Problem statement: Whenever "certo" appears in a line, please copy that line from the data.

======== Entries shown

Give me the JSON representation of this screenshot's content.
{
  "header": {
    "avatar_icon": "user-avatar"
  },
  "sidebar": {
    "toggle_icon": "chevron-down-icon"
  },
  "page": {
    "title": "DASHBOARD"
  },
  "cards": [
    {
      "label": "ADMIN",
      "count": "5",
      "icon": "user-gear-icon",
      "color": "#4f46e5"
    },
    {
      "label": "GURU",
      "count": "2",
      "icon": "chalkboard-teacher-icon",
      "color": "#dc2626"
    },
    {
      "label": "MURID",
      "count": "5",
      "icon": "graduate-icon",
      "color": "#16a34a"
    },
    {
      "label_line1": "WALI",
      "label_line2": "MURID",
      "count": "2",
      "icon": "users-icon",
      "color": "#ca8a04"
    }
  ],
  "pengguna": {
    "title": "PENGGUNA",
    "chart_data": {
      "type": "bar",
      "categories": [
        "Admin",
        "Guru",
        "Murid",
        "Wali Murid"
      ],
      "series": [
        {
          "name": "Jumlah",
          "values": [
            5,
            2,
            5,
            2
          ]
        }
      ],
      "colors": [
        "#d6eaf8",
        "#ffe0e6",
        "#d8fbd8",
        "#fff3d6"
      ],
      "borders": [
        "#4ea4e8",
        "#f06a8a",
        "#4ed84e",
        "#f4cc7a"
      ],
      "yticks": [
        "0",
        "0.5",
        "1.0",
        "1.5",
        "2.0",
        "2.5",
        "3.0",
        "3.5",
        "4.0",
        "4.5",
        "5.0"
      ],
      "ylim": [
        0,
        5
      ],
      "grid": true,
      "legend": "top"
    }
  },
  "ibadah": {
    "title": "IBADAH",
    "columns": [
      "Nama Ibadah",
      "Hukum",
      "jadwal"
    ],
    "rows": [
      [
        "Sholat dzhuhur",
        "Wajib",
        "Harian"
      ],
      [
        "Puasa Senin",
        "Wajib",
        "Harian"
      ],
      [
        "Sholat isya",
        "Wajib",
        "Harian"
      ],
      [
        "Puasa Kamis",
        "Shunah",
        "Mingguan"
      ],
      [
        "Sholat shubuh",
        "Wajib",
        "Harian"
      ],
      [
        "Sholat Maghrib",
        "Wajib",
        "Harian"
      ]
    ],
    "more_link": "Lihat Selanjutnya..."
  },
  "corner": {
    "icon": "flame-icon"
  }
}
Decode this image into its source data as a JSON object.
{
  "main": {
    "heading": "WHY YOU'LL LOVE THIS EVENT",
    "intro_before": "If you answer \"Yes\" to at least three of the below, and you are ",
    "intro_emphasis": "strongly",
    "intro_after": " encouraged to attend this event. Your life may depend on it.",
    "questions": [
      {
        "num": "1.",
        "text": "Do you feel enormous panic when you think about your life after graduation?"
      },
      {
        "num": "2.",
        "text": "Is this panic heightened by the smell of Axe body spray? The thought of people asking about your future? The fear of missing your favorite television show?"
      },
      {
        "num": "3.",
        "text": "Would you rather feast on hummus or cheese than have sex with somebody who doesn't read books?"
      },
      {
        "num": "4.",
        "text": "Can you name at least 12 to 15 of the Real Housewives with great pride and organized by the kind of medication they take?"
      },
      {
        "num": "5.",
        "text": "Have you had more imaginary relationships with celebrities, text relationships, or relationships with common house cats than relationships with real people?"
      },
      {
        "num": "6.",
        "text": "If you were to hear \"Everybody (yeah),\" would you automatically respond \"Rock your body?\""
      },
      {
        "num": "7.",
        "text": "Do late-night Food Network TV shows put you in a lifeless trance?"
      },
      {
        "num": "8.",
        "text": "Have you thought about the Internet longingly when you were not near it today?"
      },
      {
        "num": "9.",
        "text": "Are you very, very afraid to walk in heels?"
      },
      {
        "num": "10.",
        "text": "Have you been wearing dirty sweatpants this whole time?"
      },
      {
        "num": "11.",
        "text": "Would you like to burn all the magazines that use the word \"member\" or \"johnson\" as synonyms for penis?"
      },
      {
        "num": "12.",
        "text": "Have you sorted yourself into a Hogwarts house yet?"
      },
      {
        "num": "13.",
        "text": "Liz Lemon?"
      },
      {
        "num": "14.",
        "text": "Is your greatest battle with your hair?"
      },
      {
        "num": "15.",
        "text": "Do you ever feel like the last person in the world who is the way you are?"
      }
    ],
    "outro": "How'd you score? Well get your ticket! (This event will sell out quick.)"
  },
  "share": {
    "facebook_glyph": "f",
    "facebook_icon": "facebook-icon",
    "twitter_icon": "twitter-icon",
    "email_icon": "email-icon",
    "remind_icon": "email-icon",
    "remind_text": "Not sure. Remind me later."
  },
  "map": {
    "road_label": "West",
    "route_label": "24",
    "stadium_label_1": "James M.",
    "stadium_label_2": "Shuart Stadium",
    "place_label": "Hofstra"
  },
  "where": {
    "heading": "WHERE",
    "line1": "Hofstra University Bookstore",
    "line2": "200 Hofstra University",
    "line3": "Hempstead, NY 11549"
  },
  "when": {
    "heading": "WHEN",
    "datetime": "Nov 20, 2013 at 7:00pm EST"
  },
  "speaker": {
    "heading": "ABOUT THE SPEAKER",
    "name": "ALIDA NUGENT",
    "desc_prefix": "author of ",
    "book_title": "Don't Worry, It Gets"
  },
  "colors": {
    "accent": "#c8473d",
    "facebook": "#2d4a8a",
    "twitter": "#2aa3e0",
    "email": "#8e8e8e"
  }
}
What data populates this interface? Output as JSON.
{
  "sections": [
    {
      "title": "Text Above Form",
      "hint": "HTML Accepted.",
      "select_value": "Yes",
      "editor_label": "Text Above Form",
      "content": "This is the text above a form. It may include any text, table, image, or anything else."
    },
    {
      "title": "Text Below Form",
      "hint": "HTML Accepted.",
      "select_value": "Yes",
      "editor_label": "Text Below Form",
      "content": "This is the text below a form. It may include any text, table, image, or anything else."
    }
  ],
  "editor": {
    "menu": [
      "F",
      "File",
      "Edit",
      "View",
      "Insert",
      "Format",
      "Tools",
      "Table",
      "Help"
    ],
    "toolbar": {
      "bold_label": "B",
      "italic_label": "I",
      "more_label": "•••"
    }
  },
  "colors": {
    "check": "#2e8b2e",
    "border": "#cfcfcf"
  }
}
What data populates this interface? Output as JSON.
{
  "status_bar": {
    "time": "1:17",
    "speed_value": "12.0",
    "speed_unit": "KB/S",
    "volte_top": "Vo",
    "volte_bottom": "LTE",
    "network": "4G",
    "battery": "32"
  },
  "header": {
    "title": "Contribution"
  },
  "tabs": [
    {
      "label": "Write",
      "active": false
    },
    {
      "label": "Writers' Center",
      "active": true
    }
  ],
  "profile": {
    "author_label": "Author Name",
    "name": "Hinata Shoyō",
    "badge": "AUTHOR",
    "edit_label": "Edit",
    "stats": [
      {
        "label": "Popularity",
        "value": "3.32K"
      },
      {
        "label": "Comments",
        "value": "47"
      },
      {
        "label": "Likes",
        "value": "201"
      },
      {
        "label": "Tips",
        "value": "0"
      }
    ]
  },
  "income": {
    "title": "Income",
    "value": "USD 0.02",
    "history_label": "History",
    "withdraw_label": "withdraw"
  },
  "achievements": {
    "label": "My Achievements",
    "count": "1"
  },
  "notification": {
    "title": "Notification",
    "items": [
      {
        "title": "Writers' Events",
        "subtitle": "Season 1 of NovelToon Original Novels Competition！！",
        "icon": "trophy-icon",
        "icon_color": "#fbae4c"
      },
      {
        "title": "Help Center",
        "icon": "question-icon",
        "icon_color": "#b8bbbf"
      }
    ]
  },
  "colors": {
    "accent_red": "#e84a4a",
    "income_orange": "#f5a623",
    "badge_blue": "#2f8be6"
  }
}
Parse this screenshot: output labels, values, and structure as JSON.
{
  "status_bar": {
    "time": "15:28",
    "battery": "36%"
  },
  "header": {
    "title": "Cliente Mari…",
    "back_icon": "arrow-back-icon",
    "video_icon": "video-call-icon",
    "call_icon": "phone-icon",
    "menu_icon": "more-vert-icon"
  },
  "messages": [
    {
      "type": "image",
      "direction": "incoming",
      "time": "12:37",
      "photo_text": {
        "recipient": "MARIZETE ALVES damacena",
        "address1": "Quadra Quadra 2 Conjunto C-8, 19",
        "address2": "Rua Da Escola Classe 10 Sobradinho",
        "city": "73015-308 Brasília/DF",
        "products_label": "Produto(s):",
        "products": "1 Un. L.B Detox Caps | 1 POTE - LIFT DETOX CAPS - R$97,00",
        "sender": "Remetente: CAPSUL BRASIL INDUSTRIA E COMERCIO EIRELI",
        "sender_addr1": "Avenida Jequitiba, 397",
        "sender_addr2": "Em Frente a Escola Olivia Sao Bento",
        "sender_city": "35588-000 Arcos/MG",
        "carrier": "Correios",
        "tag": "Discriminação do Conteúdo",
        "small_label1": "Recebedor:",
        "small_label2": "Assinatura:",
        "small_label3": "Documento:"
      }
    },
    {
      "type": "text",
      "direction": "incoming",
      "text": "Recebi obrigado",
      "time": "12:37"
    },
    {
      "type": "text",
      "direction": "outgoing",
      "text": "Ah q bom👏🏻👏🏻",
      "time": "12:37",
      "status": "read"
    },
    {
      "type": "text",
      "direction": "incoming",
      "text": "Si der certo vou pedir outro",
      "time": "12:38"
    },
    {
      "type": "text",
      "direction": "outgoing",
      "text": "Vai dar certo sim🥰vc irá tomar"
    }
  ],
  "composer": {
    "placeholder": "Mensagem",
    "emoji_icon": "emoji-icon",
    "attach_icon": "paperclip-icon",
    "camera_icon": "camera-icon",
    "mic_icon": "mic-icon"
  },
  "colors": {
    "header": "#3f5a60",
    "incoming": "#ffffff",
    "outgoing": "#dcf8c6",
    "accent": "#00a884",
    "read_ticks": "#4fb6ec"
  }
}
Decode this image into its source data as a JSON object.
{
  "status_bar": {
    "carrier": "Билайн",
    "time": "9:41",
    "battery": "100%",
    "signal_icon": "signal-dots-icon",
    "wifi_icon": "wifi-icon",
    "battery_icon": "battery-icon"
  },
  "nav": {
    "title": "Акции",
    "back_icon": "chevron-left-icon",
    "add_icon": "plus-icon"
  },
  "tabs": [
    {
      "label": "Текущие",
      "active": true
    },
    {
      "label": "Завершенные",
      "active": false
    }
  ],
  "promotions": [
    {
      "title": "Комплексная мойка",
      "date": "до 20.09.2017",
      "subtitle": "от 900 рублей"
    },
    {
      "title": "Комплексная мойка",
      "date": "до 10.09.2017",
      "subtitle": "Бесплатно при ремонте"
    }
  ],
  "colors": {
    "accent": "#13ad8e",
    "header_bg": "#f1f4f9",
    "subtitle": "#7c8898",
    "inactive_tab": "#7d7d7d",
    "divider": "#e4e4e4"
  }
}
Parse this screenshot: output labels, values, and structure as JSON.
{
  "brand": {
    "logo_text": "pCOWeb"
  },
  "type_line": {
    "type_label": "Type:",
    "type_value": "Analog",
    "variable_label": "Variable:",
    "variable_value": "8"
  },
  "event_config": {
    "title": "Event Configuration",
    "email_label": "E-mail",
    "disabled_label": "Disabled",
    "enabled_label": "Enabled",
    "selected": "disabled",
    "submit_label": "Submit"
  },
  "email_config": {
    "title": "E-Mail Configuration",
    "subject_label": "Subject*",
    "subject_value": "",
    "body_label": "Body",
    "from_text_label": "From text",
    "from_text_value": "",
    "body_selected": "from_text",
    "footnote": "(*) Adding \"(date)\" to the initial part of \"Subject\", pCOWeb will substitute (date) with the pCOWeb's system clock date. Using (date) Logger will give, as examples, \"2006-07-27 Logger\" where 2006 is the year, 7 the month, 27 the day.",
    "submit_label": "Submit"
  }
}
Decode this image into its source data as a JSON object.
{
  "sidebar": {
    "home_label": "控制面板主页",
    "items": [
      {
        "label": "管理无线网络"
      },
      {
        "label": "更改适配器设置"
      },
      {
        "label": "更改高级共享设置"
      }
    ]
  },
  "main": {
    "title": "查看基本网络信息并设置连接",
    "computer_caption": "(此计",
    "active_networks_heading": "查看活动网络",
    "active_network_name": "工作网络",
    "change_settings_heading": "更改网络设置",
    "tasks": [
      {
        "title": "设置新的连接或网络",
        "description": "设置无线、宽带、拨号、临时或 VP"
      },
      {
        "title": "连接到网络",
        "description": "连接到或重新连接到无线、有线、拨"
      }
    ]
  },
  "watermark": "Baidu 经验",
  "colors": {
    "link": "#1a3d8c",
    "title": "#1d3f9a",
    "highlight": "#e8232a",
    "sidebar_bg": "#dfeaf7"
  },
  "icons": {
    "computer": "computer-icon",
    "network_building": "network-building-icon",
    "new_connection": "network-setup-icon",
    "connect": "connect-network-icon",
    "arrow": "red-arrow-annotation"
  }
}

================

Task output:
      "text": "Si der certo vou pedir outro",
      "text": "Vai dar certo sim🥰vc irá tomar"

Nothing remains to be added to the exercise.